(EXERCISE REQUIREMENTS): Reproduce every entry exactly as given.

(DATA):
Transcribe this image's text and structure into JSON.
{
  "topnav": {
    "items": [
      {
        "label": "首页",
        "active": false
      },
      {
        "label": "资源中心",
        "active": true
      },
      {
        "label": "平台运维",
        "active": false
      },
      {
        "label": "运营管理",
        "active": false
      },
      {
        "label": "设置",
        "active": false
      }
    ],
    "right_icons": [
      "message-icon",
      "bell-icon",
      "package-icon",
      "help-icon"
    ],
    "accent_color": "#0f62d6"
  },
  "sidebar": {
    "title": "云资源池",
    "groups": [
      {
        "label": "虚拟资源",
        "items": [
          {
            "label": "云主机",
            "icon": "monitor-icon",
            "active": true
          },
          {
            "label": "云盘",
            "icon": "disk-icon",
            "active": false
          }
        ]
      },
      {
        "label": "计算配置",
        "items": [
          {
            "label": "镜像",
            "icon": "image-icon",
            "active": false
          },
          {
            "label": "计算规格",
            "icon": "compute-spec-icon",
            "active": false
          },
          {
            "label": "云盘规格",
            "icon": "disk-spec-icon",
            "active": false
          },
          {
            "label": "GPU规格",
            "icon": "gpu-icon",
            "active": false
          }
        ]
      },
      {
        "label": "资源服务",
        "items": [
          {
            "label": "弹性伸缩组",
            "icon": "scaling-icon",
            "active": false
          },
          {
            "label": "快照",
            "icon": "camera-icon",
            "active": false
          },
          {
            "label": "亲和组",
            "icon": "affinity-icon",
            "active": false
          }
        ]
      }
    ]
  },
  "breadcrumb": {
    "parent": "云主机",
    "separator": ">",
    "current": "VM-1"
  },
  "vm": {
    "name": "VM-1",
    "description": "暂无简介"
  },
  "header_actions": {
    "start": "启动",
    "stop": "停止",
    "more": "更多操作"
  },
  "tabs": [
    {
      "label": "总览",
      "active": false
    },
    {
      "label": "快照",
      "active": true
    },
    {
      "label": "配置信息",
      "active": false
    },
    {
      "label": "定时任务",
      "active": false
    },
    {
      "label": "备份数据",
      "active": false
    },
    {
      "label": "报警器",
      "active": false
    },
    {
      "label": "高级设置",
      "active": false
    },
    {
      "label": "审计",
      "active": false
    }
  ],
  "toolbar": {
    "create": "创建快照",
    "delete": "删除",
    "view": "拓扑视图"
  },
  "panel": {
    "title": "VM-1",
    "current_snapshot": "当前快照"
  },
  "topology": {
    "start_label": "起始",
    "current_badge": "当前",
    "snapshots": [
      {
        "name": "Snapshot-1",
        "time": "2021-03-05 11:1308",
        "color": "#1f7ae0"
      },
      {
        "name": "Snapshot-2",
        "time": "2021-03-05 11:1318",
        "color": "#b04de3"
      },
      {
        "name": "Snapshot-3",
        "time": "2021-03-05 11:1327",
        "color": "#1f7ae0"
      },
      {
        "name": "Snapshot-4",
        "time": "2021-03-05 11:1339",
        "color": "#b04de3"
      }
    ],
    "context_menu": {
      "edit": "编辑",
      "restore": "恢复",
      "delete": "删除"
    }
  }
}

(ANSWER):
Transcribe this image's text and structure into JSON.
{
  "topnav": {
    "items": [
      {
        "label": "首页",
        "active": false
      },
      {
        "label": "资源中心",
        "active": true
      },
      {
        "label": "平台运维",
        "active": false
      },
      {
        "label": "运营管理",
        "active": false
      },
      {
        "label": "设置",
        "active": false
      }
    ],
    "right_icons": [
      "message-icon",
      "bell-icon",
      "package-icon",
      "help-icon"
    ],
    "accent_color": "#0f62d6"
  },
  "sidebar": {
    "title": "云资源池",
    "groups": [
      {
        "label": "虚拟资源",
        "items": [
          {
            "label": "云主机",
            "icon": "monitor-icon",
            "active": true
          },
          {
            "label": "云盘",
            "icon": "disk-icon",
            "active": false
          }
        ]
      },
      {
        "label": "计算配置",
        "items": [
          {
            "label": "镜像",
            "icon": "image-icon",
            "active": false
          },
          {
            "label": "计算规格",
            "icon": "compute-spec-icon",
            "active": false
          },
          {
            "label": "云盘规格",
            "icon": "disk-spec-icon",
            "active": false
          },
          {
            "label": "GPU规格",
            "icon": "gpu-icon",
            "active": false
          }
        ]
      },
      {
        "label": "资源服务",
        "items": [
          {
            "label": "弹性伸缩组",
            "icon": "scaling-icon",
            "active": false
          },
          {
            "label": "快照",
            "icon": "camera-icon",
            "active": false
          },
          {
            "label": "亲和组",
            "icon": "affinity-icon",
            "active": false
          }
        ]
      }
    ]
  },
  "breadcrumb": {
    "parent": "云主机",
    "separator": ">",
    "current": "VM-1"
  },
  "vm": {
    "name": "VM-1",
    "description": "暂无简介"
  },
  "header_actions": {
    "start": "启动",
    "stop": "停止",
    "more": "更多操作"
  },
  "tabs": [
    {
      "label": "总览",
      "active": false
    },
    {
      "label": "快照",
      "active": true
    },
    {
      "label": "配置信息",
      "active": false
    },
    {
      "label": "定时任务",
      "active": false
    },
    {
      "label": "备份数据",
      "active": false
    },
    {
      "label": "报警器",
      "active": false
    },
    {
      "label": "高级设置",
      "active": false
    },
    {
      "label": "审计",
      "active": false
    }
  ],
  "toolbar": {
    "create": "创建快照",
    "delete": "删除",
    "view": "拓扑视图"
  },
  "panel": {
    "title": "VM-1",
    "current_snapshot": "当前快照"
  },
  "topology": {
    "start_label": "起始",
    "current_badge": "当前",
    "snapshots": [
      {
        "name": "Snapshot-1",
        "time": "2021-03-05 11:1308",
        "color": "#1f7ae0"
      },
      {
        "name": "Snapshot-2",
        "time": "2021-03-05 11:1318",
        "color": "#b04de3"
      },
      {
        "name": "Snapshot-3",
        "time": "2021-03-05 11:1327",
        "color": "#1f7ae0"
      },
      {
        "name": "Snapshot-4",
        "time": "2021-03-05 11:1339",
        "color": "#b04de3"
      }
    ],
    "context_menu": {
      "edit": "编辑",
      "restore": "恢复",
      "delete": "删除"
    }
  }
}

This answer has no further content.